Forget traveling around the world in 80 days. You can now see glimpses of the globe through 100 bedrooms.
French photographer and filmmaker John Thackwray depicts colorful, detailed rooms from 55 countries in his "My Room Project" series. He started the project out of curiosity about other cultures.
"I was curious about lifestyle and culture, about how the world is mutating faster and faster," Thackwray told Revelist.
So, he spent the past six years interviewing 1,200 people between the ages of 18 and 30 about their lives and their bedrooms for "My Room, Portrait of a Generation."
(Joseph, 30 — artist living in Paris, France)
"I've written their stories, and gave them a way to express themselves about the world of tomorrow," Thackwray told Revelist. "Each person has their own story and they can talk about something that is wider and more universal."
While the photos tell descriptive stories, Thackwray actually spends very little time composing and shooting. He's mostly focused on persuading people to participate in the project.
(Maleeq, 28 — entertainer living in New York, United States)
Thackwray approached people on the street for photos, but he more often worked with nongovernmental organizations or made connections through social media.
“I would say i developed different skills to approach people and stay in the safe zone,” Thackwray said. “In every new country I need to establish quickly a safe network of people [I can trust] who understand what I’m doing and are ready to help me.”
(Yuan, 22 — seller living in Dali, China)
Even though he’s finalized his selections for his book, Thackwray is still interviewing and photographing people in their rooms to further his project.
"I continue this work and spend so much time and energy on this project, because I quickly felt that if I don't get these shots, no one's gonna take [them]," Thrackwray said. "It's easy to imagine the same photos with the parents of my [subjects from] 20 years ago. It could have been so different."
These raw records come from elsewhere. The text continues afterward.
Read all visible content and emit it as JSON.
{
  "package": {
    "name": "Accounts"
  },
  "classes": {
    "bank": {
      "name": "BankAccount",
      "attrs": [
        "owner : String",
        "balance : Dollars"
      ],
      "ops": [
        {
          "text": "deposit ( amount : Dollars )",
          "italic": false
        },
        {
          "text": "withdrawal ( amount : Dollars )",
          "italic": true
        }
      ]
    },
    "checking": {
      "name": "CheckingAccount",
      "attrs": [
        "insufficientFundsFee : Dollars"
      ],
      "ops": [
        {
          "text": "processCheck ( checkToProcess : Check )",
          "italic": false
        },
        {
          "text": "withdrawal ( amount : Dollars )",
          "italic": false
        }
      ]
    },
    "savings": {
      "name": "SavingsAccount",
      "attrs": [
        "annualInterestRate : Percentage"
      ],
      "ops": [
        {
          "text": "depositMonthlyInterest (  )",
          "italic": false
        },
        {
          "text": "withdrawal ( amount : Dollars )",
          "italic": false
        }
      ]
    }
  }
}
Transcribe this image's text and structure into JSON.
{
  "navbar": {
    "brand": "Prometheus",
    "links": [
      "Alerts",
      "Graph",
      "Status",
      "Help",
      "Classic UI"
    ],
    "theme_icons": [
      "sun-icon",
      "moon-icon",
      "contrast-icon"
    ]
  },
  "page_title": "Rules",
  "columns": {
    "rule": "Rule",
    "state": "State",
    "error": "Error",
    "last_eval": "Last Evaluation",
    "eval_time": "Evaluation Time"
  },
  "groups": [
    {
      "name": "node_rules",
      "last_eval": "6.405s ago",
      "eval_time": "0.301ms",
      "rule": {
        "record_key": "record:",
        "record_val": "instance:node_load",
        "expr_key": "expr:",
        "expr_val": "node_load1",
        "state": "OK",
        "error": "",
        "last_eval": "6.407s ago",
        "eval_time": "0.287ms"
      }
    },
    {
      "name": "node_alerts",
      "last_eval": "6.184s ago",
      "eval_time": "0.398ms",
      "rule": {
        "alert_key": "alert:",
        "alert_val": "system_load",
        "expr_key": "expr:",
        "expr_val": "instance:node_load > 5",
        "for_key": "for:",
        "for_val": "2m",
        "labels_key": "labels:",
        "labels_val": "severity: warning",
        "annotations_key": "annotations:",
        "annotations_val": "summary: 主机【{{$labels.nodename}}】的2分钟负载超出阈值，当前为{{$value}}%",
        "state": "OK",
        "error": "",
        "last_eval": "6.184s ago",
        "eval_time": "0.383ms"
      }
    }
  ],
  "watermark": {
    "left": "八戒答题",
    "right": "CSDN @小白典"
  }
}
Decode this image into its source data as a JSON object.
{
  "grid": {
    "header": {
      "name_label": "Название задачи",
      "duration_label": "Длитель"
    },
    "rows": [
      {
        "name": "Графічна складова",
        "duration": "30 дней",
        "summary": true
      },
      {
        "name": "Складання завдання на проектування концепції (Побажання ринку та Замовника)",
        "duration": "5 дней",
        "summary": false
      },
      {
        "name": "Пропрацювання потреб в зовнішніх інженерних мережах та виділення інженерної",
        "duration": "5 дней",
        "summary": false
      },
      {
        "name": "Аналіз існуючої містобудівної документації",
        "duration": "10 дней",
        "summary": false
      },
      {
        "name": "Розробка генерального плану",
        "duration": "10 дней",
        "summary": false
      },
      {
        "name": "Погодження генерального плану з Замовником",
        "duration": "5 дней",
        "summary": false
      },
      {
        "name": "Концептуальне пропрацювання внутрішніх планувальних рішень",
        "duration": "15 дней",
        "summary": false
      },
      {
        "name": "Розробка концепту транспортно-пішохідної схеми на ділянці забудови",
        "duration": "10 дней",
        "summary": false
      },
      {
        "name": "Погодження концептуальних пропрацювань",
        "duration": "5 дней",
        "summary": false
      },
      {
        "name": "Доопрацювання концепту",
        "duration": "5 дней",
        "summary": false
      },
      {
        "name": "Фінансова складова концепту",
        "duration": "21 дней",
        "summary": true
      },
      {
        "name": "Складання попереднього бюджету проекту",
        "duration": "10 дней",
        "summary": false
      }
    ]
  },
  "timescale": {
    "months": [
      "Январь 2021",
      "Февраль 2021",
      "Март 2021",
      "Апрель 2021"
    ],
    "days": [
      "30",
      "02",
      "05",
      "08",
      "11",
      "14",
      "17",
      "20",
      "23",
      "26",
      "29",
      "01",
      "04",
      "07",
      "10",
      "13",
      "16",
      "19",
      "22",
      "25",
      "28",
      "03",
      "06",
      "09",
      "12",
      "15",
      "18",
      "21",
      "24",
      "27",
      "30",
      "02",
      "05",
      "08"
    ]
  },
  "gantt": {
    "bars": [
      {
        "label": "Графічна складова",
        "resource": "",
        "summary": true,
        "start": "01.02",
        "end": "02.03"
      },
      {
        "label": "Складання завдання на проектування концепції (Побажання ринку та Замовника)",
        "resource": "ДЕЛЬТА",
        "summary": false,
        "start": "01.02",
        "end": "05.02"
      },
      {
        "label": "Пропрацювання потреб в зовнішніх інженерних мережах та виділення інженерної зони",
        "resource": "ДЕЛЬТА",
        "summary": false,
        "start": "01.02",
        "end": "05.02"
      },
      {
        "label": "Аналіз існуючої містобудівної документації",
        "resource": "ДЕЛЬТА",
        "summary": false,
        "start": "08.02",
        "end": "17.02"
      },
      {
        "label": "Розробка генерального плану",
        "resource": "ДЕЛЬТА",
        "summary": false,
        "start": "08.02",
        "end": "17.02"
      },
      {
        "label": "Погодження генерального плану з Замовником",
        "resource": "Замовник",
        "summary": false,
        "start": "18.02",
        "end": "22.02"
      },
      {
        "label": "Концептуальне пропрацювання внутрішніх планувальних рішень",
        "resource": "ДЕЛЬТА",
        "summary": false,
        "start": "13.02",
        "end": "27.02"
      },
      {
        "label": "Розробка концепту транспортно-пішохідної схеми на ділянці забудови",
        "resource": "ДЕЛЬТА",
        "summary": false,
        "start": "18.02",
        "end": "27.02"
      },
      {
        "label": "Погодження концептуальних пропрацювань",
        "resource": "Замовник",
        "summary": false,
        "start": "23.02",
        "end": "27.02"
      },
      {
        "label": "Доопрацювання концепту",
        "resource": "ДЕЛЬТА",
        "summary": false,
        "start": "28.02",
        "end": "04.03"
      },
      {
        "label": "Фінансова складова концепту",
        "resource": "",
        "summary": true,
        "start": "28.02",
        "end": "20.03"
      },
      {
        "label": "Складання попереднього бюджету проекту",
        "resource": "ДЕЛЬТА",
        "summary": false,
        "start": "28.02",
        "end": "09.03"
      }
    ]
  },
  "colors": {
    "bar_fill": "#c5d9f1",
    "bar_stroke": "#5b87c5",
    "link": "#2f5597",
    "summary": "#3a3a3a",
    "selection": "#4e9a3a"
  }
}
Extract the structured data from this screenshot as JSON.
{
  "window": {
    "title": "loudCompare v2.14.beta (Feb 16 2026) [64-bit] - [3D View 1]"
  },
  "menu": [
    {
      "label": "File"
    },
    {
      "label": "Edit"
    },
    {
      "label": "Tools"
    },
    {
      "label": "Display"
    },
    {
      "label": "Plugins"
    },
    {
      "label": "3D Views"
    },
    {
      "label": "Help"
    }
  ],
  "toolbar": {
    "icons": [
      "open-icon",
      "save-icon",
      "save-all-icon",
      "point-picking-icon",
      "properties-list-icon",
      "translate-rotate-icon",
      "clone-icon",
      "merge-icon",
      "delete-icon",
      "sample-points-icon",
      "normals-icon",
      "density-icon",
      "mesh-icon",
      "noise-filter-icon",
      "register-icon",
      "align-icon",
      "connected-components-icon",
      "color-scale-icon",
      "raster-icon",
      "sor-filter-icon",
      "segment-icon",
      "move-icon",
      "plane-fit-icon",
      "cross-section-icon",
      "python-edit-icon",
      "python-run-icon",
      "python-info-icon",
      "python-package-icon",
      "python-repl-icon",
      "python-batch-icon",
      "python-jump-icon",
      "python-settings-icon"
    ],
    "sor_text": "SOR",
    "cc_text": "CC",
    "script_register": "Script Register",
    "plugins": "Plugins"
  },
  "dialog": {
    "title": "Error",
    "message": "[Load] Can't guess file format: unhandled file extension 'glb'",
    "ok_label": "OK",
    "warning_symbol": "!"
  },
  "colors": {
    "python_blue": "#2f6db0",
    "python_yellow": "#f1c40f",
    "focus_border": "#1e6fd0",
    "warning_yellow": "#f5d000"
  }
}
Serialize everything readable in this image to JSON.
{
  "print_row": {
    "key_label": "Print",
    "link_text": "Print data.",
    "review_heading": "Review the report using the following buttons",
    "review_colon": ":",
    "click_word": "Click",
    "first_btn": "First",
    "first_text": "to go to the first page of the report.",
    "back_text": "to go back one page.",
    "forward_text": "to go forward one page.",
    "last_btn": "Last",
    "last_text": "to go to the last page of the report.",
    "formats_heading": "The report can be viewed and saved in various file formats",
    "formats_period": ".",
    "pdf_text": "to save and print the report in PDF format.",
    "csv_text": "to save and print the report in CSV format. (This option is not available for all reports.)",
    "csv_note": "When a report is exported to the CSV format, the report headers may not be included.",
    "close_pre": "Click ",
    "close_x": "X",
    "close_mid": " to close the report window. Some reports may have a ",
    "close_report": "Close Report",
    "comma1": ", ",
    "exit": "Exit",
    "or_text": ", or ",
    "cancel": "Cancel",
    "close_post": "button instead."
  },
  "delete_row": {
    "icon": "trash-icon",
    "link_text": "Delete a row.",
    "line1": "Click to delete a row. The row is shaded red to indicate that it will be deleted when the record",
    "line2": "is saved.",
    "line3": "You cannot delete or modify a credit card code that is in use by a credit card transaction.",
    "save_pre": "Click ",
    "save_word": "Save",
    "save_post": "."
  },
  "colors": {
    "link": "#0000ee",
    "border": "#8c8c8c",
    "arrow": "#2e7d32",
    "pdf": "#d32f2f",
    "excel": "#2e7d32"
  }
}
"The world is changing so fast and I feel it's important to document the lifestyle of my generation."
(Pema, 22 — Buddhism student living in Kathmandu, Nepal)
Thackwray said traveling has helped him understand the many misconceptions people have about impoverished communities.
"Poor communities are not necessarily violent... I also feel that many people always confuse comfort and happiness. Actually I've seen more smiles in poor countries, and much more depression in developed countries," Thackwray said.
"Inequalities and ignorance are the main scourges of humanity."